The fifth mini-casino auction which took place yesterday was expected to attract a wider interest from casino operators then the previous ones did and this was due to the wider range of participants which were allowed to take part in it. The state was willing to open the auctions to a broader audience, as casino developers which have won in previous meetings were also welcome to participate again. The operators of Valley Forge Casino Resort and Lady Luck Casino Nemacolin, which are smaller gambling facilities in the state were allowed to place a bid as well.

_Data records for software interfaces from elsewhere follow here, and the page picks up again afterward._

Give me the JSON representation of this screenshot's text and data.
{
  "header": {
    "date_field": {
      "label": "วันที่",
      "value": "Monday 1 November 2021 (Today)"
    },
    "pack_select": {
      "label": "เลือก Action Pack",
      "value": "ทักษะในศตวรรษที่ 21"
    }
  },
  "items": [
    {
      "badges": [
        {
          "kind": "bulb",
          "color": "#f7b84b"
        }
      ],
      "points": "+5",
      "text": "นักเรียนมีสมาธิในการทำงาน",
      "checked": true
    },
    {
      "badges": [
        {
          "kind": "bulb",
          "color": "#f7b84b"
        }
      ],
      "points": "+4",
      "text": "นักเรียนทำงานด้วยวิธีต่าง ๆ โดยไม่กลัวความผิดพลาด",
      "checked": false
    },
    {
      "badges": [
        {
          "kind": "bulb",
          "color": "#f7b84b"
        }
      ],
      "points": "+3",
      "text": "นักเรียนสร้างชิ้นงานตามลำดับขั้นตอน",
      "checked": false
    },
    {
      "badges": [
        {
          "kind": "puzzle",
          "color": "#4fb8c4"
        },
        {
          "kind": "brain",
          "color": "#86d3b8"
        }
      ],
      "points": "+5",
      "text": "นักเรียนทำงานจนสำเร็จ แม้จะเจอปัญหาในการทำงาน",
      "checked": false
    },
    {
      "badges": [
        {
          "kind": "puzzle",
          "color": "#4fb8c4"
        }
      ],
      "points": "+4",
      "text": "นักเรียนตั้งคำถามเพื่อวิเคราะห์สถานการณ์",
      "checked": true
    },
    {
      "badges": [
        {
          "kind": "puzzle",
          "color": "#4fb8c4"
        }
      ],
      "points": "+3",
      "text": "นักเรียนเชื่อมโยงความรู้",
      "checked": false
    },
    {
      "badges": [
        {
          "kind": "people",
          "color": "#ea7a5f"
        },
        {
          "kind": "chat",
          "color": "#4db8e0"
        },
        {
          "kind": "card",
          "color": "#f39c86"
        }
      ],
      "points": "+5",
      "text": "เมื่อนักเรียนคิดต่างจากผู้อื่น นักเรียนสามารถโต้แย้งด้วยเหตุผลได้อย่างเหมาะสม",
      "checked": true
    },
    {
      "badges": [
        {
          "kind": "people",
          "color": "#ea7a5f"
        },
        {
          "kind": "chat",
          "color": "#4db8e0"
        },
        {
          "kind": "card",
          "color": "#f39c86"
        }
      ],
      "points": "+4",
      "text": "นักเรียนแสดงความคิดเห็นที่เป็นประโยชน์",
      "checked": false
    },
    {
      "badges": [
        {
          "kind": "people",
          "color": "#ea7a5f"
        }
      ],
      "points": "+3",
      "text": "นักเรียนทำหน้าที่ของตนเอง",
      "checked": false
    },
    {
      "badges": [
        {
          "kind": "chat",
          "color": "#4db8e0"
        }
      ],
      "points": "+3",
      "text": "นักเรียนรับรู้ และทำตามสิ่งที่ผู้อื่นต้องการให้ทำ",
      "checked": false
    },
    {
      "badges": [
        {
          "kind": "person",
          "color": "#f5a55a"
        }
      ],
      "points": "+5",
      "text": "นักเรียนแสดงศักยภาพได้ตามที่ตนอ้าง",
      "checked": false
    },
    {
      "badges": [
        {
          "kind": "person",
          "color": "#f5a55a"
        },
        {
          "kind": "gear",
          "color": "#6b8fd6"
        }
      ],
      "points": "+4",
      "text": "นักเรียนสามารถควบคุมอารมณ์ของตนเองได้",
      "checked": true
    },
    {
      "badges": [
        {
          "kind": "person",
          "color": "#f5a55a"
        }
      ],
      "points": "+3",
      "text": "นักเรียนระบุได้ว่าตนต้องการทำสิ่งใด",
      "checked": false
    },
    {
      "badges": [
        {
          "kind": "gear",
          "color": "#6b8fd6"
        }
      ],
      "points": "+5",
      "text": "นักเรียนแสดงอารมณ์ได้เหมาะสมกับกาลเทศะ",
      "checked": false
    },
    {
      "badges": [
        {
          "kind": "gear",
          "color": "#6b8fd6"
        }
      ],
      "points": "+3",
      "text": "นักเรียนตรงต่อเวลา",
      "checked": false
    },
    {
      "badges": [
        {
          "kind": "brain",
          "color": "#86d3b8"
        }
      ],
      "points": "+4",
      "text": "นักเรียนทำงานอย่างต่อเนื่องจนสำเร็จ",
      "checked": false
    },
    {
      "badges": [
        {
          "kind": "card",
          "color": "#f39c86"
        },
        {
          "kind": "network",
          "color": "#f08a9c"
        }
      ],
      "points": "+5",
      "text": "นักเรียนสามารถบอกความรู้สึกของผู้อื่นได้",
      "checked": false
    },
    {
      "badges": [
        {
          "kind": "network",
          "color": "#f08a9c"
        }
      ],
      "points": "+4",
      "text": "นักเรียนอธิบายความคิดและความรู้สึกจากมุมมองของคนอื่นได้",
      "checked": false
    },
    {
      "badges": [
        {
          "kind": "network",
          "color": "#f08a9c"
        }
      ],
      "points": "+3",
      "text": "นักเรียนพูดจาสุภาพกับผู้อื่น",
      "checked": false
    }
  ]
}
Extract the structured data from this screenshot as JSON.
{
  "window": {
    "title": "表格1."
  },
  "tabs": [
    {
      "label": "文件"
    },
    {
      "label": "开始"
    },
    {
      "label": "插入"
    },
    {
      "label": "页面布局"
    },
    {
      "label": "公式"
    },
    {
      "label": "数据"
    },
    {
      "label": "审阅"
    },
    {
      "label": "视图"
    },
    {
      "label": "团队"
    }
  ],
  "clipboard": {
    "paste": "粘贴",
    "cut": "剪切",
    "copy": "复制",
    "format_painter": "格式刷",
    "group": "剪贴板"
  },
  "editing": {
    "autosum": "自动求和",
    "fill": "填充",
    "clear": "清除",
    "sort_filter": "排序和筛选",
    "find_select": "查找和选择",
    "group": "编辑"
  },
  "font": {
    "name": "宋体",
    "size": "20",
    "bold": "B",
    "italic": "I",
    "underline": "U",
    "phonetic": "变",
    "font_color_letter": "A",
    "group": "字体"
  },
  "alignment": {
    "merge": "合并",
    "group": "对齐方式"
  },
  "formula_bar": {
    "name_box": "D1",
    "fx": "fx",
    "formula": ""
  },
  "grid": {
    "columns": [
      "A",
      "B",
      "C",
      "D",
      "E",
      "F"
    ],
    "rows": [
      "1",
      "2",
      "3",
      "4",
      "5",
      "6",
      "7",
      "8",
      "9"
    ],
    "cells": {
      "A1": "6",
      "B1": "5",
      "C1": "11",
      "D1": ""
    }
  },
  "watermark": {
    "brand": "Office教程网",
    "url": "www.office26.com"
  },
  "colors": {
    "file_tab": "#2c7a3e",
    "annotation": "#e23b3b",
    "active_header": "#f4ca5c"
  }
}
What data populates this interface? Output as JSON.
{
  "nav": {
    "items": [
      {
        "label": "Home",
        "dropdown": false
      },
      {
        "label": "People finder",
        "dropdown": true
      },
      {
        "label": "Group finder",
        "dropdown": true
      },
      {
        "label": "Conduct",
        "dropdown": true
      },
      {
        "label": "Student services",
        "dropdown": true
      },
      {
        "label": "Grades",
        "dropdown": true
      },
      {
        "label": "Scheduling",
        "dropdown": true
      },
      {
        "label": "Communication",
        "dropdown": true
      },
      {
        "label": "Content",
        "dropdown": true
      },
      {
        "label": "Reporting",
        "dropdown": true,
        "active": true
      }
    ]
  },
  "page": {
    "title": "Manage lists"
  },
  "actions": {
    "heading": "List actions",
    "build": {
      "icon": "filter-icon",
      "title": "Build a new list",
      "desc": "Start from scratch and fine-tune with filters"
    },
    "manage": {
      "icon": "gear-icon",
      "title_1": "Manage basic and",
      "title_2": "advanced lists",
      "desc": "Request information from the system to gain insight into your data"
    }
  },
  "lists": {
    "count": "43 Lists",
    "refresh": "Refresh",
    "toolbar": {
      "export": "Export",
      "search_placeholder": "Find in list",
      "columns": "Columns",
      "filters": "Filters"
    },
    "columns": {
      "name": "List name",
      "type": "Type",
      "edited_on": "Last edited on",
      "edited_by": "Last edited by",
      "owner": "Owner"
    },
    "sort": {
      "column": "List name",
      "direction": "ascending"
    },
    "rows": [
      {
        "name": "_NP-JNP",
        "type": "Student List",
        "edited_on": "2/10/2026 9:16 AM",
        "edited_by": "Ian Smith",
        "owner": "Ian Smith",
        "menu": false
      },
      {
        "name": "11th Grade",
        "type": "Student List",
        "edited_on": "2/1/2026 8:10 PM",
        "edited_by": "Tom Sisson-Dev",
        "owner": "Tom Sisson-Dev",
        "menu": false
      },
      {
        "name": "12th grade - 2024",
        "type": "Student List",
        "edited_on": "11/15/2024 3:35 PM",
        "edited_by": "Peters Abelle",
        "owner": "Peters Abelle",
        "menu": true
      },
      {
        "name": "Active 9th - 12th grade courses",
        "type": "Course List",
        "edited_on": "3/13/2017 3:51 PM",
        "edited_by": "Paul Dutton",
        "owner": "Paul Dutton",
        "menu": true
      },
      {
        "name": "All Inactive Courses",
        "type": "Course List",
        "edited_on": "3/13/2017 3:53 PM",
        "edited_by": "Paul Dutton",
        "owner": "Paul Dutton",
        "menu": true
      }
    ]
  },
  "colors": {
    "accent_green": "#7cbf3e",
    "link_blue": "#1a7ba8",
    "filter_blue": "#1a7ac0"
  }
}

However, the interest levels towards this fifth casino auction turned out being as low as possible, as the only bidder which claimed its spot was Penn National. It should be taken into account that since the first auction took place, fewer and fewer participants are willing to place their bets and with that their proposed bids are decreasing as well. The low level of interest went so far as to render the last scheduled auction without any participants, which led to more delays in the following weeks.
Penn’s Previous Auctions Experience
In this sense, this Wednesday’s lack of participation was not that unexpected and Penn National had the chance to acquire a second mini-casino license from Pennsylvania Gaming Control Board. The minimum bid which is acceptable for all bids is $7.5 million and keeping that in mind the casino developer proposed $ 7,500,003, adding only $3 over the minimum amount. Being the only bidder present at the auction this guaranteed the casino operator the opportunity to receive a mini-casino license on one of the smallest prizes up to this point.
This is a significant improvement for the operator, as it could be recalled that 10th January saw the official first mini-casino auction. Back then Penn National proposed as much as $50.1 million and nobody could top that sum up. As for the chosen region for construction of the fifth casino venue, the casino developer picked the area of West Cocalico Township in northeastern Lancaster County. With this choice, Penn National reserves a 15-mile radius around West Cocalico, which is located about 14 miles southwest of downtown Reading.
The following six months will be dedicated to the choosing of the official location of the new mini-casino venue, as well as the final submission of Penn’s application for the mini-casino license. Over the span of the first five auctions, a total of $127 million was generated from the winning bids, which is more than the initially estimated $100 million for all ten of the mini-casino licenses. The sixth auction is scheduled to take place on 18th April and Penn National will again have the right to participate.